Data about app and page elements
· · · ·

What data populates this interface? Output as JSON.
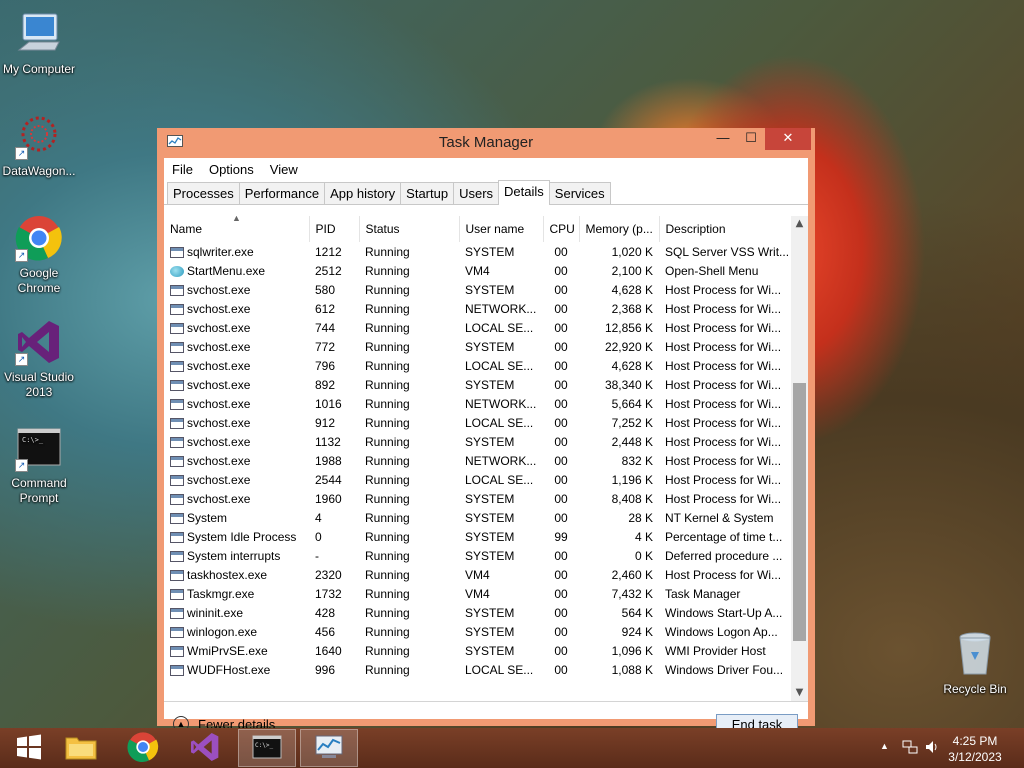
{
  "desktop": {
    "icons": [
      {
        "label": "My Computer"
      },
      {
        "label": "DataWagon..."
      },
      {
        "label": "Google Chrome"
      },
      {
        "label": "Visual Studio 2013"
      },
      {
        "label": "Command Prompt"
      },
      {
        "label": "Recycle Bin"
      }
    ]
  },
  "window": {
    "title": "Task Manager",
    "menu": [
      "File",
      "Options",
      "View"
    ],
    "tabs": [
      "Processes",
      "Performance",
      "App history",
      "Startup",
      "Users",
      "Details",
      "Services"
    ],
    "active_tab": "Details",
    "columns": [
      "Name",
      "PID",
      "Status",
      "User name",
      "CPU",
      "Memory (p...",
      "Description"
    ],
    "rows": [
      {
        "name": "sqlwriter.exe",
        "pid": "1212",
        "status": "Running",
        "user": "SYSTEM",
        "cpu": "00",
        "mem": "1,020 K",
        "desc": "SQL Server VSS Writ..."
      },
      {
        "name": "StartMenu.exe",
        "pid": "2512",
        "status": "Running",
        "user": "VM4",
        "cpu": "00",
        "mem": "2,100 K",
        "desc": "Open-Shell Menu"
      },
      {
        "name": "svchost.exe",
        "pid": "580",
        "status": "Running",
        "user": "SYSTEM",
        "cpu": "00",
        "mem": "4,628 K",
        "desc": "Host Process for Wi..."
      },
      {
        "name": "svchost.exe",
        "pid": "612",
        "status": "Running",
        "user": "NETWORK...",
        "cpu": "00",
        "mem": "2,368 K",
        "desc": "Host Process for Wi..."
      },
      {
        "name": "svchost.exe",
        "pid": "744",
        "status": "Running",
        "user": "LOCAL SE...",
        "cpu": "00",
        "mem": "12,856 K",
        "desc": "Host Process for Wi..."
      },
      {
        "name": "svchost.exe",
        "pid": "772",
        "status": "Running",
        "user": "SYSTEM",
        "cpu": "00",
        "mem": "22,920 K",
        "desc": "Host Process for Wi..."
      },
      {
        "name": "svchost.exe",
        "pid": "796",
        "status": "Running",
        "user": "LOCAL SE...",
        "cpu": "00",
        "mem": "4,628 K",
        "desc": "Host Process for Wi..."
      },
      {
        "name": "svchost.exe",
        "pid": "892",
        "status": "Running",
        "user": "SYSTEM",
        "cpu": "00",
        "mem": "38,340 K",
        "desc": "Host Process for Wi..."
      },
      {
        "name": "svchost.exe",
        "pid": "1016",
        "status": "Running",
        "user": "NETWORK...",
        "cpu": "00",
        "mem": "5,664 K",
        "desc": "Host Process for Wi..."
      },
      {
        "name": "svchost.exe",
        "pid": "912",
        "status": "Running",
        "user": "LOCAL SE...",
        "cpu": "00",
        "mem": "7,252 K",
        "desc": "Host Process for Wi..."
      },
      {
        "name": "svchost.exe",
        "pid": "1132",
        "status": "Running",
        "user": "SYSTEM",
        "cpu": "00",
        "mem": "2,448 K",
        "desc": "Host Process for Wi..."
      },
      {
        "name": "svchost.exe",
        "pid": "1988",
        "status": "Running",
        "user": "NETWORK...",
        "cpu": "00",
        "mem": "832 K",
        "desc": "Host Process for Wi..."
      },
      {
        "name": "svchost.exe",
        "pid": "2544",
        "status": "Running",
        "user": "LOCAL SE...",
        "cpu": "00",
        "mem": "1,196 K",
        "desc": "Host Process for Wi..."
      },
      {
        "name": "svchost.exe",
        "pid": "1960",
        "status": "Running",
        "user": "SYSTEM",
        "cpu": "00",
        "mem": "8,408 K",
        "desc": "Host Process for Wi..."
      },
      {
        "name": "System",
        "pid": "4",
        "status": "Running",
        "user": "SYSTEM",
        "cpu": "00",
        "mem": "28 K",
        "desc": "NT Kernel & System"
      },
      {
        "name": "System Idle Process",
        "pid": "0",
        "status": "Running",
        "user": "SYSTEM",
        "cpu": "99",
        "mem": "4 K",
        "desc": "Percentage of time t..."
      },
      {
        "name": "System interrupts",
        "pid": "-",
        "status": "Running",
        "user": "SYSTEM",
        "cpu": "00",
        "mem": "0 K",
        "desc": "Deferred procedure ..."
      },
      {
        "name": "taskhostex.exe",
        "pid": "2320",
        "status": "Running",
        "user": "VM4",
        "cpu": "00",
        "mem": "2,460 K",
        "desc": "Host Process for Wi..."
      },
      {
        "name": "Taskmgr.exe",
        "pid": "1732",
        "status": "Running",
        "user": "VM4",
        "cpu": "00",
        "mem": "7,432 K",
        "desc": "Task Manager"
      },
      {
        "name": "wininit.exe",
        "pid": "428",
        "status": "Running",
        "user": "SYSTEM",
        "cpu": "00",
        "mem": "564 K",
        "desc": "Windows Start-Up A..."
      },
      {
        "name": "winlogon.exe",
        "pid": "456",
        "status": "Running",
        "user": "SYSTEM",
        "cpu": "00",
        "mem": "924 K",
        "desc": "Windows Logon Ap..."
      },
      {
        "name": "WmiPrvSE.exe",
        "pid": "1640",
        "status": "Running",
        "user": "SYSTEM",
        "cpu": "00",
        "mem": "1,096 K",
        "desc": "WMI Provider Host"
      },
      {
        "name": "WUDFHost.exe",
        "pid": "996",
        "status": "Running",
        "user": "LOCAL SE...",
        "cpu": "00",
        "mem": "1,088 K",
        "desc": "Windows Driver Fou..."
      }
    ],
    "fewer_details": "Fewer details",
    "end_task": "End task"
  },
  "taskbar": {
    "time": "4:25 PM",
    "date": "3/12/2023"
  },
  "colors": {
    "window_frame": "#f19a73",
    "close_button": "#c7453a",
    "taskbar": "#6a3520"
  }
}
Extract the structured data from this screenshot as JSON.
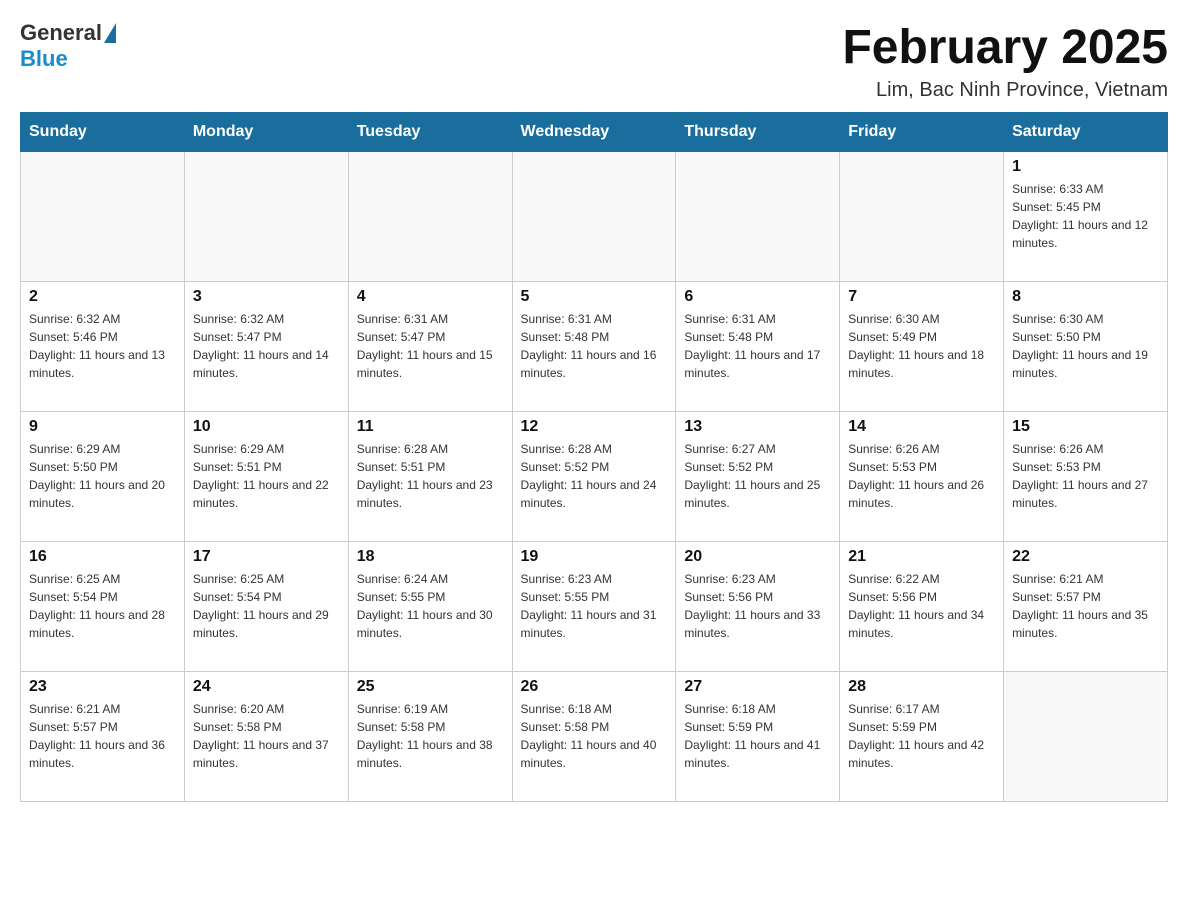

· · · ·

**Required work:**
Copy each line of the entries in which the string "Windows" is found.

**Response box:**
        "desc": "Windows Start-Up A..."
        "desc": "Windows Logon Ap..."
        "desc": "Windows Driver Fou..."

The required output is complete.